# [Your instructions]
All lines holding the word "icon" in the listing below need to be copied.

Start of Excerpted records

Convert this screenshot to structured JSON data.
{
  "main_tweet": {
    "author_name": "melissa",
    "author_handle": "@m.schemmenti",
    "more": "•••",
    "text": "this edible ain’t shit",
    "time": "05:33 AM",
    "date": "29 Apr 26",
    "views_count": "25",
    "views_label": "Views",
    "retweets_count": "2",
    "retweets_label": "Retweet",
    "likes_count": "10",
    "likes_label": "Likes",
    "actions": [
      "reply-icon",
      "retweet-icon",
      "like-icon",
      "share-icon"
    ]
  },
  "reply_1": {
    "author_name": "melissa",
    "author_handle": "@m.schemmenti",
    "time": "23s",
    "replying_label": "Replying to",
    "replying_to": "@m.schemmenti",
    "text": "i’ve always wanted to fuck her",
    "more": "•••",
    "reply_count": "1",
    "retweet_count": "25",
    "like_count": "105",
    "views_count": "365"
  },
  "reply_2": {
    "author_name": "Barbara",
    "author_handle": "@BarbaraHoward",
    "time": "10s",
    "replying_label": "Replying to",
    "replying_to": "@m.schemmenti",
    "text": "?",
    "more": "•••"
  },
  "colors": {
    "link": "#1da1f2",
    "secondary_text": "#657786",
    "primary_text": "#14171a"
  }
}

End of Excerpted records

# [Solution]
      "reply-icon",
      "retweet-icon",
      "like-icon",
      "share-icon"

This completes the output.